Growth has become the sine qua non for policy makers: without it business is constrained and the ranks of the unemployed swell, while more pressure is put on government coffers through a loss in tax revenue, burdening governments with their debts.
However, it’s all a bit confusing for a finite physicist. Setting aside Malthusian fears of a drastic population collapse, are there real physical limits to continued economic growth?
Pondering this question one evening, long after the bars had all closed, I decided that it was best to start by considering the situation thermodynamically – after all, the growth in our energy consumption has transformed our lives beyond recognition, and is directly linked to growth in our economy.
Firstly let’s constrain ourselves to Earth for the foreseeable future, a mass migration to the galactic colonies seeming unlikely anytime soon.
Estimating conservatively our increase in energy consumption since 1700 is somewhere between 2 and 5 % per year – this is roughly a reflection of the economic growth rate since then, at least in the industrialised West.
Where does all this energy go? The only way energy really gets off Earth is via infrared radiation.
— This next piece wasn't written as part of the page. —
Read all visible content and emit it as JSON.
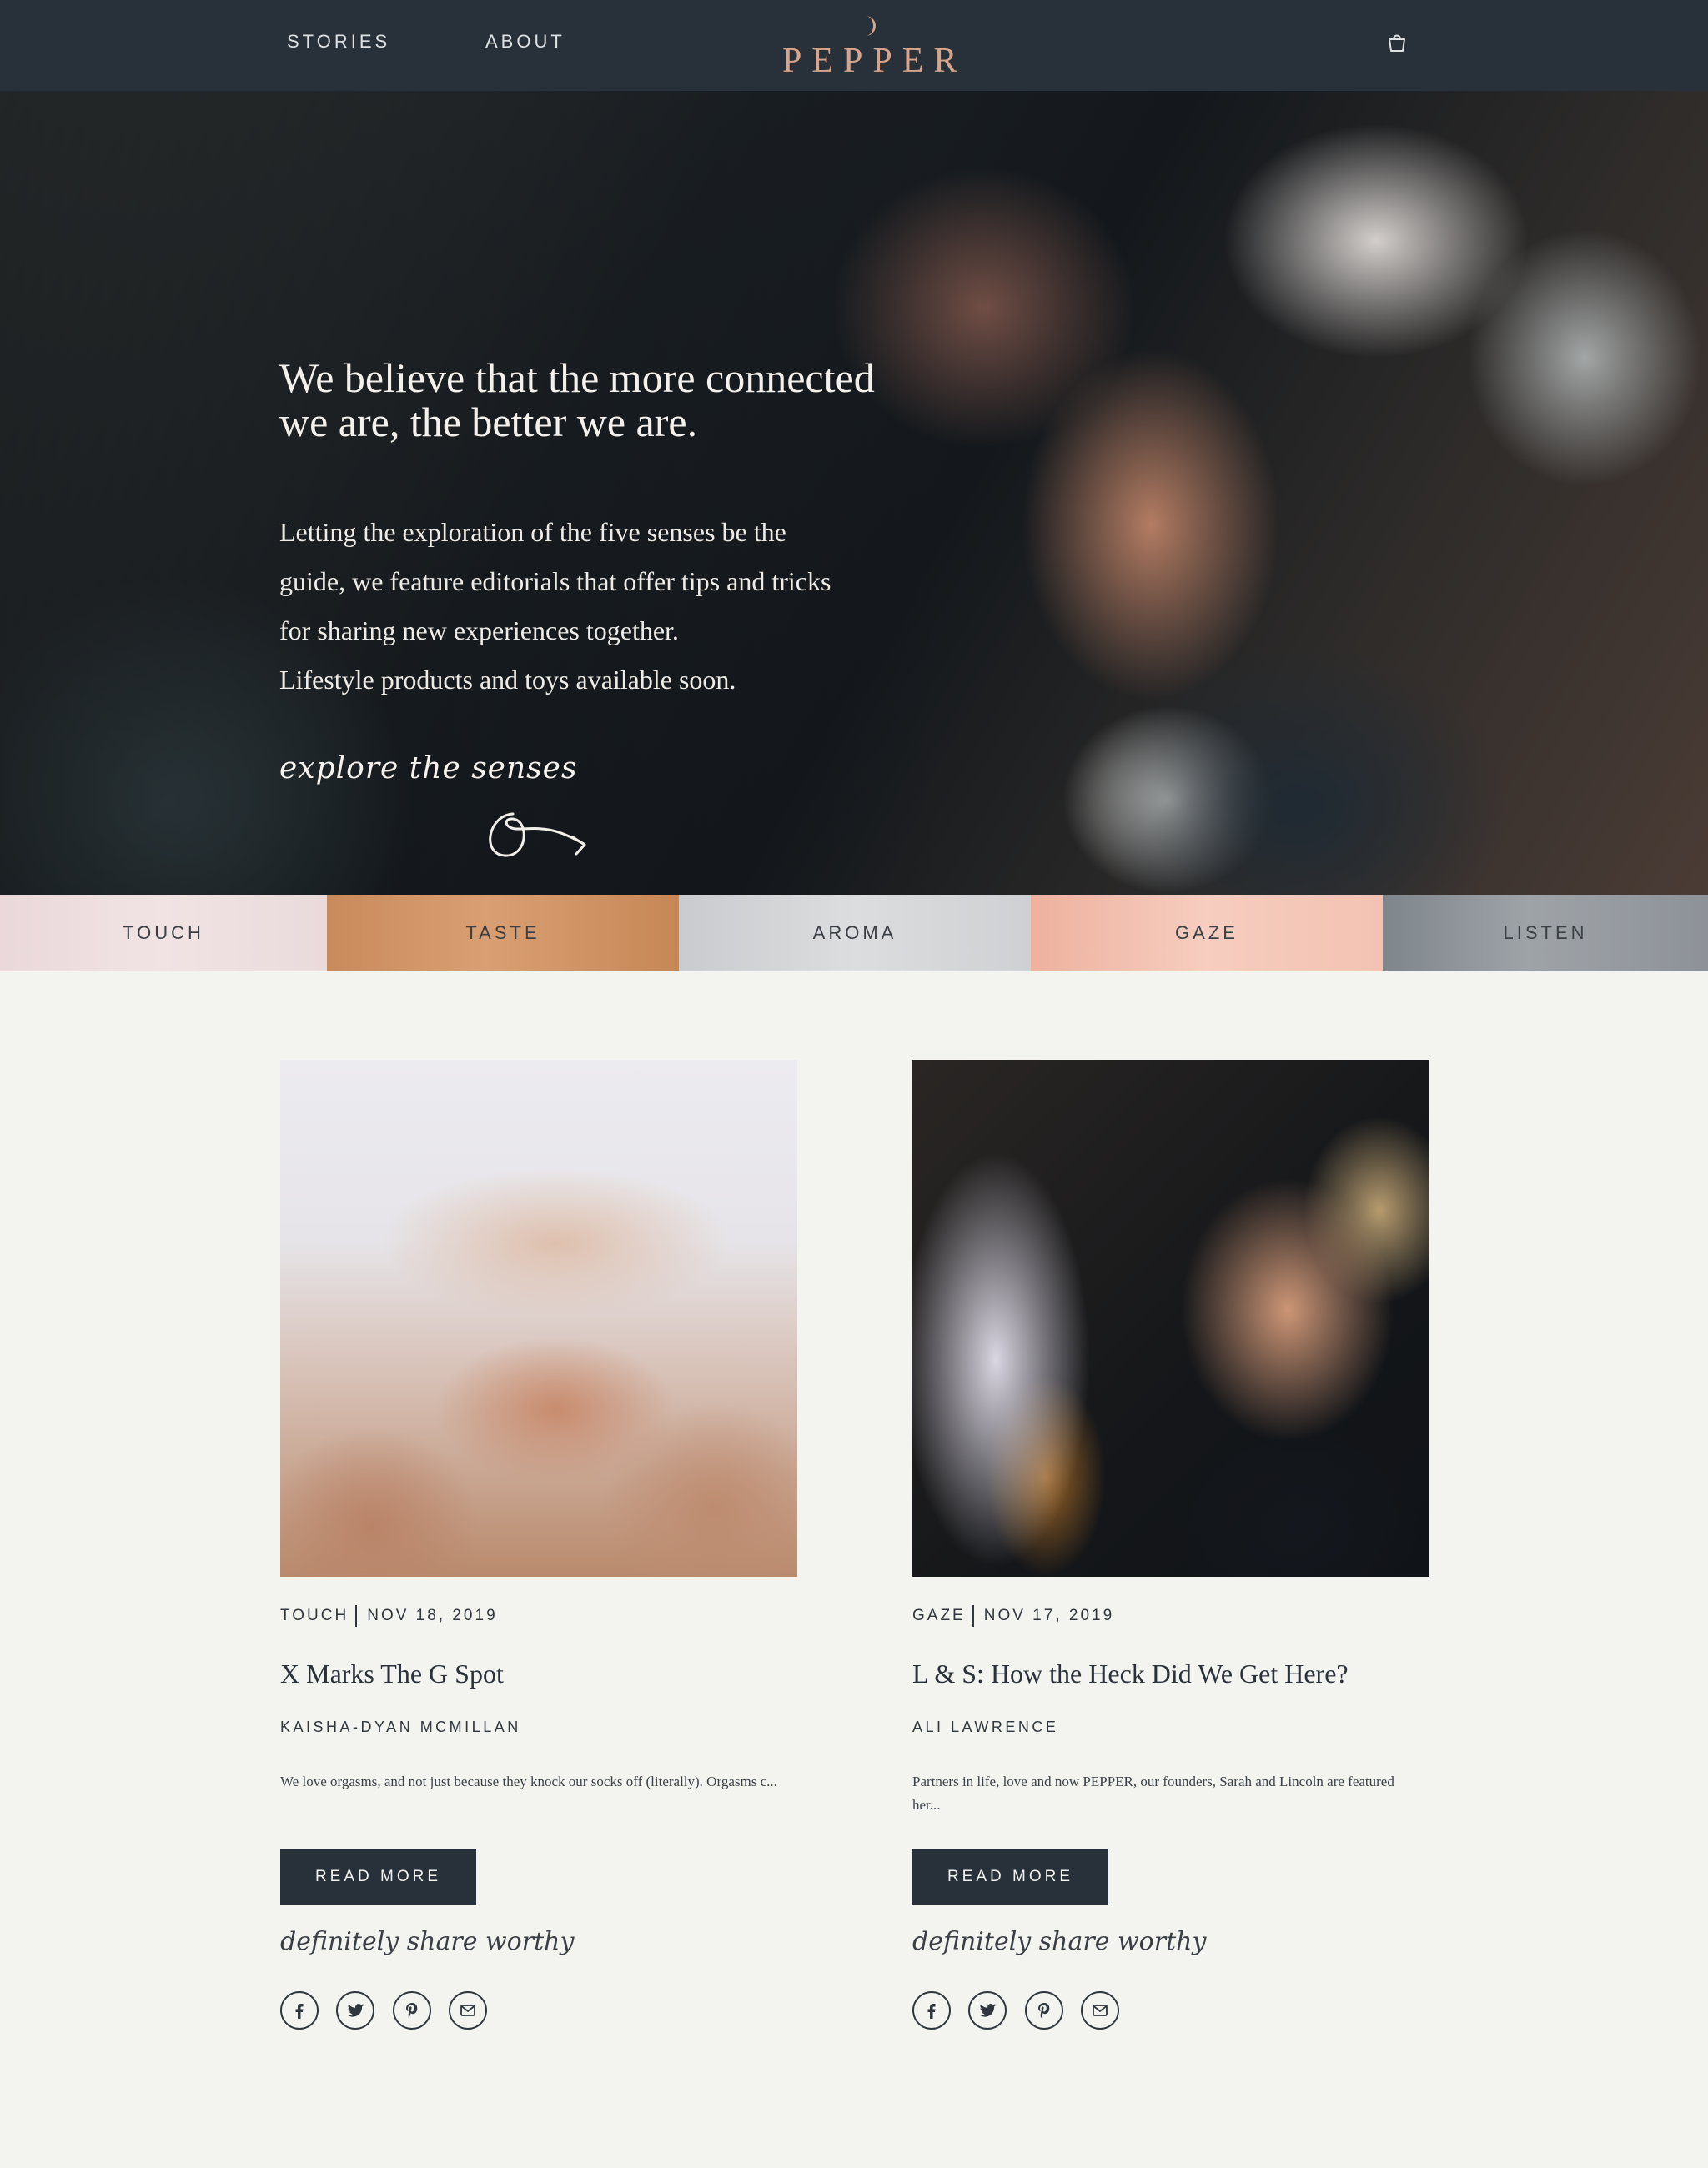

This is really useful, as it lets us estimate the surface temperature of things like stars.
More worryingly however if we were to continue at the current rate of growth in our of consumption we’d reach boiling point in 400 years and reach parity with that of the Sun in 1400 years, or more drastically, the entire Milky Way in just 2500 years!
Even more astoundingly you have to remember that the Earth is about a million times smaller than the Sun, therefore has to be about a million times hotter to be able to radiate heat at the same rate as the star (never mind the Milky Way). Remember this is regardless of the greenhouse effect, or even new technology being invented (read fusion power) – this is just due to increased consumption.
2500 years isn’t a particularly long time; we know a lot about the world of 2500 years ago. Note that even if the global population stabilises, we are used to a per capita energy increase in energy consumption growth. So clearly there is at least a cap on possible energy growth.
Can Science not solve this you ask? Well sure we could invent some amazing laser beam that emits all this waste heat straight into space, but the waste we produce is thermal in nature and of high entropy – trying to remove it would be like trying to empty a lake using a bucket with holes in it.
Seriously though, considering the technological achievements of the past century can’t science take one for the team and pull something out of the bag? There are plenty of examples where innovation has seen us back from the brink in terms of running out of scarce resources, agricultural innovation being just one.
However I’m not completely convinced that this represents a viable plan B; when we consider efficiency alone, we realise that most of our devices are already pretty efficient.
For example, electric motors are around 90% efficient and even other things like car engines have seen an approximate improvement in efficiency in the past 40 years or so of around 2% a year. These are our success stories; more middling (and enormous) consumers of energy such as power plants have improved their efficiency far slower (about 1% per year) and are already fairly efficient in physics terms (around 30%).
We’re reaching the end of the line in terms of efficiency. I’d be far more hopeful if our devices were only around 1% efficient.
Ah, you say, what about the game changers? The lightbulbs, the steam engines and iPhones of tomorrow! Well certainly, each of these is more frugal with energy than the last, and we still have a long way to go down this line – but many processes are fundamentally the same in terms of energy, and nothing of economic value is ‘energy free’, no matter how ‘green’ it is.
What has all this got to do with economic growth though? Well let’s say that the population eventually levels off, and energy use is stable. This would mean that as GDP grows the cost of energy will become arbitrarily small, perhaps eventually so cheap that someone could potentially just buy all of it.
This is clearly ridiculous, so say we accept that we have to fix some floor to the cost of energy to some set fraction of GDP to set things straight – why not 1%.
In this case however, if the 99% of the economy remaining tries to grow, we’d just get monetary inflation and no real growth in GDP, as it’s constrained by energy. We reach the conclusion that the economy must continue in some steady state form.
Obviously innovation and fashions etc will still continue, but our economic system is fundamentally limited.
Both Adam Smith and John Maynard Keynes predicted economic growth to be a temporary phase in our history. Finding a steady state economic system is likely to be crucial to our survival.